>>>>>

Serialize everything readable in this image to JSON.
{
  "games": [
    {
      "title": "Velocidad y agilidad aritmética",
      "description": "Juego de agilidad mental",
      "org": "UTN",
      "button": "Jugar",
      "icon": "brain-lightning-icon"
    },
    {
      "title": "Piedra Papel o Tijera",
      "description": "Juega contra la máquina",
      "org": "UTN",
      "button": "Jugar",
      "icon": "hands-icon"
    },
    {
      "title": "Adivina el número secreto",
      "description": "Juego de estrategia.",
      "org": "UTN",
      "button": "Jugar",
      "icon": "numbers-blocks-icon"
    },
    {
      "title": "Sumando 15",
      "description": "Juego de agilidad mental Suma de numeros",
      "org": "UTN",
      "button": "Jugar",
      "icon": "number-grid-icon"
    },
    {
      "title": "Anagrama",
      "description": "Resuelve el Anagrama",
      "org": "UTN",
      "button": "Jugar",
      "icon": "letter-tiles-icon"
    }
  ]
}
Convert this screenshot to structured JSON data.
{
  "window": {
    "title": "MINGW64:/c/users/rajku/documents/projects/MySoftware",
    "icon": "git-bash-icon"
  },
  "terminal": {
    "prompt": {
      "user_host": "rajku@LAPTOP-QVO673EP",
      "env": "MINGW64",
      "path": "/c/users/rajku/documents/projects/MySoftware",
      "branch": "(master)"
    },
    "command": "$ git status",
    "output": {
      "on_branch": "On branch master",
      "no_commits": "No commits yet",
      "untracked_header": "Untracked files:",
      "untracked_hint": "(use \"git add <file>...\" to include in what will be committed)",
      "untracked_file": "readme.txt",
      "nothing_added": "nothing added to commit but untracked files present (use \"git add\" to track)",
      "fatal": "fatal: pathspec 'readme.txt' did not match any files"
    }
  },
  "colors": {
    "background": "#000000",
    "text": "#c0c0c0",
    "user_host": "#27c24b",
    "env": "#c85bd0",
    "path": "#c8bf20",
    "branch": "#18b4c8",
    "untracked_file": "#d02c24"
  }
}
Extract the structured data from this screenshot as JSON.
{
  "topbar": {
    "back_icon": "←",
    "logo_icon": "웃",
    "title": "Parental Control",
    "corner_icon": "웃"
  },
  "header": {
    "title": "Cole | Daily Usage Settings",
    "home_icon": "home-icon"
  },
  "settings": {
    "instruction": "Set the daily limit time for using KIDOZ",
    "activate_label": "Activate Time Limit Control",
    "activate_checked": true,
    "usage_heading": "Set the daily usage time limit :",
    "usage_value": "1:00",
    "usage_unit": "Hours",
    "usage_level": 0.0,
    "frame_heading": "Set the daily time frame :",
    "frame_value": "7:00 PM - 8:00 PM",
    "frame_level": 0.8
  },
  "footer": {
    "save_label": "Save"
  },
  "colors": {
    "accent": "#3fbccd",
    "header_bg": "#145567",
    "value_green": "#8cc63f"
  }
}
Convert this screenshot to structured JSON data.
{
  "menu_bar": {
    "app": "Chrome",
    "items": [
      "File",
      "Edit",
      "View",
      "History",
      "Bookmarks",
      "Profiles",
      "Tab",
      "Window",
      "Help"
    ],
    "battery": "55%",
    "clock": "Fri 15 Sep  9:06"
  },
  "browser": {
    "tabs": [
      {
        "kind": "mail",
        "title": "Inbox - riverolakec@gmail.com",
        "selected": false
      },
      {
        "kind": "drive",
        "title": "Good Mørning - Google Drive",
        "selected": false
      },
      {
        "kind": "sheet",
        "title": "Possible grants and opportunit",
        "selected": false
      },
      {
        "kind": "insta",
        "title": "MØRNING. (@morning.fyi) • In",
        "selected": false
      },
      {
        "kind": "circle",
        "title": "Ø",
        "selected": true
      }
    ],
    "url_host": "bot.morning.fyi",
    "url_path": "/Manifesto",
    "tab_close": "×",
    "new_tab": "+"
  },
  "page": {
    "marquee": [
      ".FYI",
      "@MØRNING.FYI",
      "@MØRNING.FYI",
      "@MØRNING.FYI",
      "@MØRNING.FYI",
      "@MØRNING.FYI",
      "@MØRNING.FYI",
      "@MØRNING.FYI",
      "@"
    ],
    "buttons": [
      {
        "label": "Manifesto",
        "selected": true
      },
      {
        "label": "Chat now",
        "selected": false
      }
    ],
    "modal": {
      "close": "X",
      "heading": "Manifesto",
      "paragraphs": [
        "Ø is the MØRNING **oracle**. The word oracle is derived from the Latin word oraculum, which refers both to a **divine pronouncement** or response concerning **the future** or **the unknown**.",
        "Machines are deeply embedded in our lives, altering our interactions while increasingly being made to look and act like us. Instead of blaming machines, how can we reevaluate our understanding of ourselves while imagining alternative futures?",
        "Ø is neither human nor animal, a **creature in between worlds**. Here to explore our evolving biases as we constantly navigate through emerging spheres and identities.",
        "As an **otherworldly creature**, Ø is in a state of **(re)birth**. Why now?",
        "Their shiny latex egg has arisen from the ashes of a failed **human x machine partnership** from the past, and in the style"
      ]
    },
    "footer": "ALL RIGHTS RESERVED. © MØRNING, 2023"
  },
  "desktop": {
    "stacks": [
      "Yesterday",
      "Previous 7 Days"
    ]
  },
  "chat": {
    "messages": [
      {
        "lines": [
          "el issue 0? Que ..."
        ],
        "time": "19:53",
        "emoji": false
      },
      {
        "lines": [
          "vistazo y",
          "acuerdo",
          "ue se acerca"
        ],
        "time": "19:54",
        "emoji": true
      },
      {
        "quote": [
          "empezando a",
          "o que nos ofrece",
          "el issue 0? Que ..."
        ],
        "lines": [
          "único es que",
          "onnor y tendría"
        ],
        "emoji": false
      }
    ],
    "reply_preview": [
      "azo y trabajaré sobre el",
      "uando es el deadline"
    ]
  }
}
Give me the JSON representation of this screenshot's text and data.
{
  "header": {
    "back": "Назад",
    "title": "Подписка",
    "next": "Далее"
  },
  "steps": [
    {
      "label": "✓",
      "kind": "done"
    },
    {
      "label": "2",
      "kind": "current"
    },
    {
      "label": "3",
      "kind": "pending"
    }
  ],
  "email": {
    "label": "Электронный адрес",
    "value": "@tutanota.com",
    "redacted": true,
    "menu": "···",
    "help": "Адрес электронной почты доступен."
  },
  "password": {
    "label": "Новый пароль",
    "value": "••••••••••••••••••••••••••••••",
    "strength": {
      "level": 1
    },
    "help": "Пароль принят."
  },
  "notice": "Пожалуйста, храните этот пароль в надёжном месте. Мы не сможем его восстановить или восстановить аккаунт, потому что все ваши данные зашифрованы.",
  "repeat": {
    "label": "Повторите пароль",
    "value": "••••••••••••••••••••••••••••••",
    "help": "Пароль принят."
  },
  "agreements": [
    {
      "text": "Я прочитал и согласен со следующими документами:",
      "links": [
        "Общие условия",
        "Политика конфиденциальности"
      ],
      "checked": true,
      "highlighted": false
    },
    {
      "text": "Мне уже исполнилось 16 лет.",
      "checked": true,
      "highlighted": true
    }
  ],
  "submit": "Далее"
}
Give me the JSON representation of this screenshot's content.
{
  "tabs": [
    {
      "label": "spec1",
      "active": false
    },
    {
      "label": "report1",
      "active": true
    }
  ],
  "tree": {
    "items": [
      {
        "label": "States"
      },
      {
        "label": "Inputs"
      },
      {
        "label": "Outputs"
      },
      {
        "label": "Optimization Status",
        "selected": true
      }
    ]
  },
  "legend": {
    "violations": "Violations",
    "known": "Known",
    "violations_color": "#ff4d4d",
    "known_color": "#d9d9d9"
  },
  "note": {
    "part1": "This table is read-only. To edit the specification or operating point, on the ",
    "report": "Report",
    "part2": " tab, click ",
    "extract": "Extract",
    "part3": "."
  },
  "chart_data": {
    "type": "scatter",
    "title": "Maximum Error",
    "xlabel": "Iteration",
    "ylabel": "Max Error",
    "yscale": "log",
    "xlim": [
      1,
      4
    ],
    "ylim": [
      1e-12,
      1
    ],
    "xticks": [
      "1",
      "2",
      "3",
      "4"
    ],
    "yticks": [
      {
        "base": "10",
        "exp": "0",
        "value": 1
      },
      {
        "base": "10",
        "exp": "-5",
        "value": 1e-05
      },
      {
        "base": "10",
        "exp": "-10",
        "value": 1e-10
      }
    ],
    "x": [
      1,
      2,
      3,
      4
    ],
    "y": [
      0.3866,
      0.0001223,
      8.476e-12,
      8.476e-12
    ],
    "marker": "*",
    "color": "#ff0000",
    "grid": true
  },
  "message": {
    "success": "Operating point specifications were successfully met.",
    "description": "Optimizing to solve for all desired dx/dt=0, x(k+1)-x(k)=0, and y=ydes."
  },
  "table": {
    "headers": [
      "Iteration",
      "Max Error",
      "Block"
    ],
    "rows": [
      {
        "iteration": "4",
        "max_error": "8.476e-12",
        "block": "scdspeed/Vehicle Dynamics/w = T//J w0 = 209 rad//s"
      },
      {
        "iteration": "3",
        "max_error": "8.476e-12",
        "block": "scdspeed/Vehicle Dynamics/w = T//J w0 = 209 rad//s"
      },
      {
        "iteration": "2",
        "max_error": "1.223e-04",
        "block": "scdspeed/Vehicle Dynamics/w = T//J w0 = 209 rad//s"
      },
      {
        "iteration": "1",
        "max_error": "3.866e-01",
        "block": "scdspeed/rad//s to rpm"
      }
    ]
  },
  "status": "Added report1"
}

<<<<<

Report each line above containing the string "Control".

* Task solution *
    "title": "Parental Control",
    "activate_label": "Activate Time Limit Control",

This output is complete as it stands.